Very striking is the American (Iroquois) myth of the conflict between Joskeha and Tawiscara,—the White One and the Dark One. They were twins, born of a virgin who died in giving them life. Their grandmother was the moon (Ataensic, she who bathes). These brothers fought, Joskeha using as weapon the horns of a stag, Tawiscara the wild-rose. The latter fled sorely wounded, and the blood gushing from him turned to flint-stones. The victor, who used the stag-horns (the same weapon that Frey uses
THE WILD ROSE.
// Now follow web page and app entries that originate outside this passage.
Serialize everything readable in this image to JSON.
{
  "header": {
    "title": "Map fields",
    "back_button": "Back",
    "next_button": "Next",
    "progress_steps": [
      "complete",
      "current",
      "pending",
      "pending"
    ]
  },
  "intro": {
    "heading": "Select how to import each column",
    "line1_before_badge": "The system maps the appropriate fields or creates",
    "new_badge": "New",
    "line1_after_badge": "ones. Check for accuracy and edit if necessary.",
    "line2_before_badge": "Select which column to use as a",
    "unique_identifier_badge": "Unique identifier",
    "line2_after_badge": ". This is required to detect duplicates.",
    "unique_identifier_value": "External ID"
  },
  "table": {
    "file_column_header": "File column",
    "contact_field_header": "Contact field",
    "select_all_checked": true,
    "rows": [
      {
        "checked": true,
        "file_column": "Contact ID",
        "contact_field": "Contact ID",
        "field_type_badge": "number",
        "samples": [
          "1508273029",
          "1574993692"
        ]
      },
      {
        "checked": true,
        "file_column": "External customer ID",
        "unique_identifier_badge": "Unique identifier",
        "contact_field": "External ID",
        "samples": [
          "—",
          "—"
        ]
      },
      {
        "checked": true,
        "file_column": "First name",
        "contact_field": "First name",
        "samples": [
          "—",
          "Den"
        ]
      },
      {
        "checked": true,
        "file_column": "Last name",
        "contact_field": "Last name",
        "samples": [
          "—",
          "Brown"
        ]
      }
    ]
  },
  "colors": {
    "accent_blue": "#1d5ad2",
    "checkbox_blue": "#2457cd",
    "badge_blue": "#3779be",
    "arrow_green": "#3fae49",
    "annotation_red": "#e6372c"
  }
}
against Beli, in the Prose Edda, and denoting perhaps a primitive bone-age art), destroyed a monster frog which swallowed all the waters, and guided the torrents into smooth streams and lakes. He stocked the woods with game, invented fire, watched and watered crops, and without him, says the old missionary Brebeuf, 'they think they could not boil a pot. The use by the desert-demon Tawiscara of a wild rose as his weapon is a beautiful touch in this myth. So much loveliness grew even amid the hard flints. One is reminded of the closing scene in the second part of Goethe's Faust. There, when Faust has realised the perfect hour to which he can say, 'Stay, thou art fair !' by causing by his labour a wilderness to blossom as a rose, he lies down in happy death; and when the demons come for his soul, angels pelt them with roses, which sting them like flames. Not wild roses were these, such as gave the Dark One such poor succour. The defence of Faust is the roses he has evoked from briars.
RELATED to the demons of Barrenness, and to the hostile human demons, but still possessing characteristics of their own, are the demons supposed to haunt gorges, mountain ranges, ridges of rocks, streams which cannot be forded and are yet unbridged, rocks that wreck the raft or boat. Each and every obstruction that stood in the way of man's plough, or of his first frail ship, or his migration, has been assigned its demon. The reader of Goethe's page has only to turn to the opening lines of Walpurgisnacht in Faust to behold the real pandemonium of the Northern man, as in Milton he may find that of the dweller amid fiery deserts and volcanoes. That labyrinth of vales, crossed with wild crag and furious torrent, is the natural scenery to surround the orgies of the phantoms which flit from the uncultured brain to uncultured nature. Elsewhere in Goethe's great poem, Mephistopheles pits against the philosophers the popular theory of the rugged remnants of chaos in nature, and the obstacles before which man is powerless.